What is being asked:
Your task is to copy all of the entries exactly as they are given.

Information given:
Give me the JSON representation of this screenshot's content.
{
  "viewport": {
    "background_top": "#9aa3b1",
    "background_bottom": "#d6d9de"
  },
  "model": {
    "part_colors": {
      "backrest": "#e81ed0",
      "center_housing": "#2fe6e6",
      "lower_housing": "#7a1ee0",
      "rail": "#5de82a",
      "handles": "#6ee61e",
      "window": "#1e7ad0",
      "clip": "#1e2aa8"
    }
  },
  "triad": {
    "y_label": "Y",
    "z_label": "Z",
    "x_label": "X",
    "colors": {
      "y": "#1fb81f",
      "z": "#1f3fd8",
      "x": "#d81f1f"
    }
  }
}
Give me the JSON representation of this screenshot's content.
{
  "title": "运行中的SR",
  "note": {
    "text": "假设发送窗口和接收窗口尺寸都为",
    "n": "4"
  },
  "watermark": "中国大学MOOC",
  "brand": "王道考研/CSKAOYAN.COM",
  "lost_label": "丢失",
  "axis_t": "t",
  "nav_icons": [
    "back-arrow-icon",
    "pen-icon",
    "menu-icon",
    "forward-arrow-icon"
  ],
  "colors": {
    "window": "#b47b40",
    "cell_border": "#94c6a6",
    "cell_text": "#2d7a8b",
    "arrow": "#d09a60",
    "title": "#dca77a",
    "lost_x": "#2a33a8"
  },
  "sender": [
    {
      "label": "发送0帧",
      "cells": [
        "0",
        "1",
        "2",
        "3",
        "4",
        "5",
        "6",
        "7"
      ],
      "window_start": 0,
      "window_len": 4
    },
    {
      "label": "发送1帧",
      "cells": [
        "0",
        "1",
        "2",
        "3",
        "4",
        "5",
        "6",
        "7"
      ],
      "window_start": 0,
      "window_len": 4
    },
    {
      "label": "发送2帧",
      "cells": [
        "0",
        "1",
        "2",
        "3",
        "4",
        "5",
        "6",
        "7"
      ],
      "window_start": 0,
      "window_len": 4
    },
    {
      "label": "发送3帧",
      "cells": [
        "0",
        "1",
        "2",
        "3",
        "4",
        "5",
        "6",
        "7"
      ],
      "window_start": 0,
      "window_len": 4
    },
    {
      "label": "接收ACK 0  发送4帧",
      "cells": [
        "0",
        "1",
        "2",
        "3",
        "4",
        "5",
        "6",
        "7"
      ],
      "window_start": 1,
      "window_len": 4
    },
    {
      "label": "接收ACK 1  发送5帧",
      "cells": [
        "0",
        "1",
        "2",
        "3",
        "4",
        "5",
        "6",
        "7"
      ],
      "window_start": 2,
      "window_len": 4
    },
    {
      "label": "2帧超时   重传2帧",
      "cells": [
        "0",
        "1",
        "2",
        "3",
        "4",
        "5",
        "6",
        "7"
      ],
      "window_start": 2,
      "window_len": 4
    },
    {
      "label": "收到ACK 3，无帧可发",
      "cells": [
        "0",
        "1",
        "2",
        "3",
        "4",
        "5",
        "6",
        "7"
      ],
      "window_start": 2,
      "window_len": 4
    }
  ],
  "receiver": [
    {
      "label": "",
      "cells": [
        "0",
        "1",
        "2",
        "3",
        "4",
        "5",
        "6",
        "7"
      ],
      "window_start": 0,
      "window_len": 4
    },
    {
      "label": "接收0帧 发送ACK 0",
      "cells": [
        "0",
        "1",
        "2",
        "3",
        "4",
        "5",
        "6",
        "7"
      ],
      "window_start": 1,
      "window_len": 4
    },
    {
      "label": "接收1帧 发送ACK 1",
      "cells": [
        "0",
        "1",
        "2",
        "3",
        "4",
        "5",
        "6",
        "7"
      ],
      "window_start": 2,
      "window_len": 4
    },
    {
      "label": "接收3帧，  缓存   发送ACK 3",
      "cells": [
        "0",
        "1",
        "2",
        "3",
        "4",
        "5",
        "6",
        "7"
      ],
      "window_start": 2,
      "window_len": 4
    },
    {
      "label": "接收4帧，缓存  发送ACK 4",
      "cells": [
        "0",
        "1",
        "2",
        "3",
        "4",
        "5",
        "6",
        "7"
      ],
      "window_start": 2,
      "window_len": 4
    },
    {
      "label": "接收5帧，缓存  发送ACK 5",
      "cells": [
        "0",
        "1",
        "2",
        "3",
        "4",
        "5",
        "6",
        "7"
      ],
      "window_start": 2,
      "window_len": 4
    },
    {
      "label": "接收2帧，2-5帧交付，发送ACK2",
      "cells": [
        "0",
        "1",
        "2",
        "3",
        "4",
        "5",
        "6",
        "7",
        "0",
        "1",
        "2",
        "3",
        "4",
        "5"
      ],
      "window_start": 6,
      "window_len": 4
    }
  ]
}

Output of the task:
Give me the JSON representation of this screenshot's content.
{
  "viewport": {
    "background_top": "#9aa3b1",
    "background_bottom": "#d6d9de"
  },
  "model": {
    "part_colors": {
      "backrest": "#e81ed0",
      "center_housing": "#2fe6e6",
      "lower_housing": "#7a1ee0",
      "rail": "#5de82a",
      "handles": "#6ee61e",
      "window": "#1e7ad0",
      "clip": "#1e2aa8"
    }
  },
  "triad": {
    "y_label": "Y",
    "z_label": "Z",
    "x_label": "X",
    "colors": {
      "y": "#1fb81f",
      "z": "#1f3fd8",
      "x": "#d81f1f"
    }
  }
}
Give me the JSON representation of this screenshot's content.
{
  "title": "运行中的SR",
  "note": {
    "text": "假设发送窗口和接收窗口尺寸都为",
    "n": "4"
  },
  "watermark": "中国大学MOOC",
  "brand": "王道考研/CSKAOYAN.COM",
  "lost_label": "丢失",
  "axis_t": "t",
  "nav_icons": [
    "back-arrow-icon",
    "pen-icon",
    "menu-icon",
    "forward-arrow-icon"
  ],
  "colors": {
    "window": "#b47b40",
    "cell_border": "#94c6a6",
    "cell_text": "#2d7a8b",
    "arrow": "#d09a60",
    "title": "#dca77a",
    "lost_x": "#2a33a8"
  },
  "sender": [
    {
      "label": "发送0帧",
      "cells": [
        "0",
        "1",
        "2",
        "3",
        "4",
        "5",
        "6",
        "7"
      ],
      "window_start": 0,
      "window_len": 4
    },
    {
      "label": "发送1帧",
      "cells": [
        "0",
        "1",
        "2",
        "3",
        "4",
        "5",
        "6",
        "7"
      ],
      "window_start": 0,
      "window_len": 4
    },
    {
      "label": "发送2帧",
      "cells": [
        "0",
        "1",
        "2",
        "3",
        "4",
        "5",
        "6",
        "7"
      ],
      "window_start": 0,
      "window_len": 4
    },
    {
      "label": "发送3帧",
      "cells": [
        "0",
        "1",
        "2",
        "3",
        "4",
        "5",
        "6",
        "7"
      ],
      "window_start": 0,
      "window_len": 4
    },
    {
      "label": "接收ACK 0  发送4帧",
      "cells": [
        "0",
        "1",
        "2",
        "3",
        "4",
        "5",
        "6",
        "7"
      ],
      "window_start": 1,
      "window_len": 4
    },
    {
      "label": "接收ACK 1  发送5帧",
      "cells": [
        "0",
        "1",
        "2",
        "3",
        "4",
        "5",
        "6",
        "7"
      ],
      "window_start": 2,
      "window_len": 4
    },
    {
      "label": "2帧超时   重传2帧",
      "cells": [
        "0",
        "1",
        "2",
        "3",
        "4",
        "5",
        "6",
        "7"
      ],
      "window_start": 2,
      "window_len": 4
    },
    {
      "label": "收到ACK 3，无帧可发",
      "cells": [
        "0",
        "1",
        "2",
        "3",
        "4",
        "5",
        "6",
        "7"
      ],
      "window_start": 2,
      "window_len": 4
    }
  ],
  "receiver": [
    {
      "label": "",
      "cells": [
        "0",
        "1",
        "2",
        "3",
        "4",
        "5",
        "6",
        "7"
      ],
      "window_start": 0,
      "window_len": 4
    },
    {
      "label": "接收0帧 发送ACK 0",
      "cells": [
        "0",
        "1",
        "2",
        "3",
        "4",
        "5",
        "6",
        "7"
      ],
      "window_start": 1,
      "window_len": 4
    },
    {
      "label": "接收1帧 发送ACK 1",
      "cells": [
        "0",
        "1",
        "2",
        "3",
        "4",
        "5",
        "6",
        "7"
      ],
      "window_start": 2,
      "window_len": 4
    },
    {
      "label": "接收3帧，  缓存   发送ACK 3",
      "cells": [
        "0",
        "1",
        "2",
        "3",
        "4",
        "5",
        "6",
        "7"
      ],
      "window_start": 2,
      "window_len": 4
    },
    {
      "label": "接收4帧，缓存  发送ACK 4",
      "cells": [
        "0",
        "1",
        "2",
        "3",
        "4",
        "5",
        "6",
        "7"
      ],
      "window_start": 2,
      "window_len": 4
    },
    {
      "label": "接收5帧，缓存  发送ACK 5",
      "cells": [
        "0",
        "1",
        "2",
        "3",
        "4",
        "5",
        "6",
        "7"
      ],
      "window_start": 2,
      "window_len": 4
    },
    {
      "label": "接收2帧，2-5帧交付，发送ACK2",
      "cells": [
        "0",
        "1",
        "2",
        "3",
        "4",
        "5",
        "6",
        "7",
        "0",
        "1",
        "2",
        "3",
        "4",
        "5"
      ],
      "window_start": 6,
      "window_len": 4
    }
  ]
}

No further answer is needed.